At a time when SMBs are turning to advanced technologies to improve their operations, it seems careless not to adopt a password protocol—such a simple way of avoiding unnecessary harm.  

Make strong passwords a policy, weak password protocols are asking for trouble. 

6. Adopt Multi-Factor Authentication 

Multifactor authentication (MFA) is, in many ways, a natural extension of having a solid password protocol. 

As the name implies, multiple authenticating process are required for access. This can take the form of any combination of password, fingerprint, PIN code, verification text or email, and more. 

MFA has proved enormously successful in heading off attacks, particularly brute force cyberattacks. For businesses which use MFA, 99.9% of attacks are prevented. In short, it increases the protection of your network significantly. 

Wherever possible, utilize multifactor authentication on devices operating within your organization for added security. 

7. Update Device Software Regularly  

Many SMBs fall victim to the mentality that they’re simply too small to be targeted by cybercriminals. 

This is very dangerous mode of thinking for small and midsize businesses to have. If you possess data, then you’re a target.  

A worryingly large percentage (40%) of SMBs don’t regularly update their software, and with the number of attacks on SMBs rapidly increasing and the likelihood of organizations going bankrupt after an attack, there’s a perfect storm for trouble. 

One of the primary methods for gaining access to a network is through taking advantage of exploits in software. 

It is absolutely essential to keep your software applications and operating systems up to date.

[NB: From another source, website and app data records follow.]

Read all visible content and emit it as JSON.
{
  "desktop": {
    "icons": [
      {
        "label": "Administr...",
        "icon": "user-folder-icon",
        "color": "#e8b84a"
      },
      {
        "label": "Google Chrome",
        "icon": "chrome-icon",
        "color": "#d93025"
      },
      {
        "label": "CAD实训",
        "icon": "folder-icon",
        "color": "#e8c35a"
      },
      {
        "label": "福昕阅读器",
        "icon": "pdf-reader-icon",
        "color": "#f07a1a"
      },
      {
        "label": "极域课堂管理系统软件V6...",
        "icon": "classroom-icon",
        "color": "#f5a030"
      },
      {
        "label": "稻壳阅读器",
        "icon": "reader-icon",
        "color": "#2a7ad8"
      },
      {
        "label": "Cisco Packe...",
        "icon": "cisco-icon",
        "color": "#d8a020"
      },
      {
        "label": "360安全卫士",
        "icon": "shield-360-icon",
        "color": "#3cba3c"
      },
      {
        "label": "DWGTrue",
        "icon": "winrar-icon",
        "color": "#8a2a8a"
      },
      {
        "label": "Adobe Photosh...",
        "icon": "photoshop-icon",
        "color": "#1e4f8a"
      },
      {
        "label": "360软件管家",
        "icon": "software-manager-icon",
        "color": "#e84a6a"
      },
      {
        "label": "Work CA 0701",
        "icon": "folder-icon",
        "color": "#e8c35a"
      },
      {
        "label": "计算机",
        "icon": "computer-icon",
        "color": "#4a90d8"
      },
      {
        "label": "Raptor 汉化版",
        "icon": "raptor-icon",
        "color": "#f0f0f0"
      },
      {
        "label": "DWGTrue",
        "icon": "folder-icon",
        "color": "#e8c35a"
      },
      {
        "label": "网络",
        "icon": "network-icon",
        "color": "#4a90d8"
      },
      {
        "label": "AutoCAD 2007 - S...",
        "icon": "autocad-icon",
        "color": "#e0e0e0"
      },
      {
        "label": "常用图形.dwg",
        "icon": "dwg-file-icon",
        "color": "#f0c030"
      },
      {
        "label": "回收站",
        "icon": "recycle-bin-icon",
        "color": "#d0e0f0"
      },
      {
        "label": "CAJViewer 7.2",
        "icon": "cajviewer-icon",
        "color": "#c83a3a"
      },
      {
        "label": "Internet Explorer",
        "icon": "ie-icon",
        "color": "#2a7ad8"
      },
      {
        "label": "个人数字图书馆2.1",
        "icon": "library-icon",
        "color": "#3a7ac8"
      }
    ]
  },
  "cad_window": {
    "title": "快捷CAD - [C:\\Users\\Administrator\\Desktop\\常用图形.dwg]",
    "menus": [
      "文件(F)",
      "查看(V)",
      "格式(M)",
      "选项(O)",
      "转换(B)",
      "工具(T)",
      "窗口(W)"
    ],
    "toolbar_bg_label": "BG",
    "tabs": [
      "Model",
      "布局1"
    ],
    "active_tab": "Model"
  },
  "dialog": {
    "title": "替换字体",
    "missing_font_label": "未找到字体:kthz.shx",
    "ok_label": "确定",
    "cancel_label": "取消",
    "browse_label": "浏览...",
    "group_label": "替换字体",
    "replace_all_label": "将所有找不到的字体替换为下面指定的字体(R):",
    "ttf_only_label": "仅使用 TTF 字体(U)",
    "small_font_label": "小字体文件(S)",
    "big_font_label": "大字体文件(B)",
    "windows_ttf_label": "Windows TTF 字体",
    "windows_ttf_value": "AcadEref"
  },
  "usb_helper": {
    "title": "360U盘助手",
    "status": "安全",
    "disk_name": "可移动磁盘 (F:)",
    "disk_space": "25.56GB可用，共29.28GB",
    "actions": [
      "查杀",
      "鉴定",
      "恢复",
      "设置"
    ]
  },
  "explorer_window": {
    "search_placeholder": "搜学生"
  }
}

We would always recommend enabling automatic updates in order to plug the gaps as soon as they appear. 

8. Educate Your Employees  

Last but by no means least is education. 

As we mentioned earlier, a significant amount of data breaches happen because of human error. 

Not malpractice, but through employees not knowing what to look out for and not adopting best practices for cyber hygiene.  

Cyber literacy is as good a tool for preventing data loss as any software solution. Security awareness training programs, like KnowBe4, are excellent examples of tools that SMBs are using to increase employee aptitude in countering cyberthreats like phishing scams.  

Why SMBs Use a Managed Security Service Provider  

Managed security service providers (MSSPs) are partners who provide a strategy for your cybersecurity needs. 

At Impact Networking, for example, we’ve vetted literally hundreds of solutions to make sure that our clients get the very best for their organizations. 

A quality MSSP does the heavy lifting so that you can focus your IT staff on business objectives. It’s one of the reasons that SMBs are more frequently partnering with providers in order to meet their IT needs.  

An MSSP gives you everything we’ve gone through today, plus an extensive roster of cybersecurity experts to guide you through your plan for combating threats. 

If you’re wary about hiring a full cybersecurity team for your business, consider utilizing an MSSP for their experience, solutions, and certified support staff to help.  

Impact Networking’s Managed Security program provides vital cybersecurity protection for clients, keeping their minds at ease in the knowledge that their IT infrastructure is being monitored and maintained by our security experts. 

We’ve vetted 100s of vendors to ensure that our program utilizes best-in-class solutions for our clients. In today’s landscape, a comprehensive cybersecurity program has never been more important. Learn more about Impact’s offering here.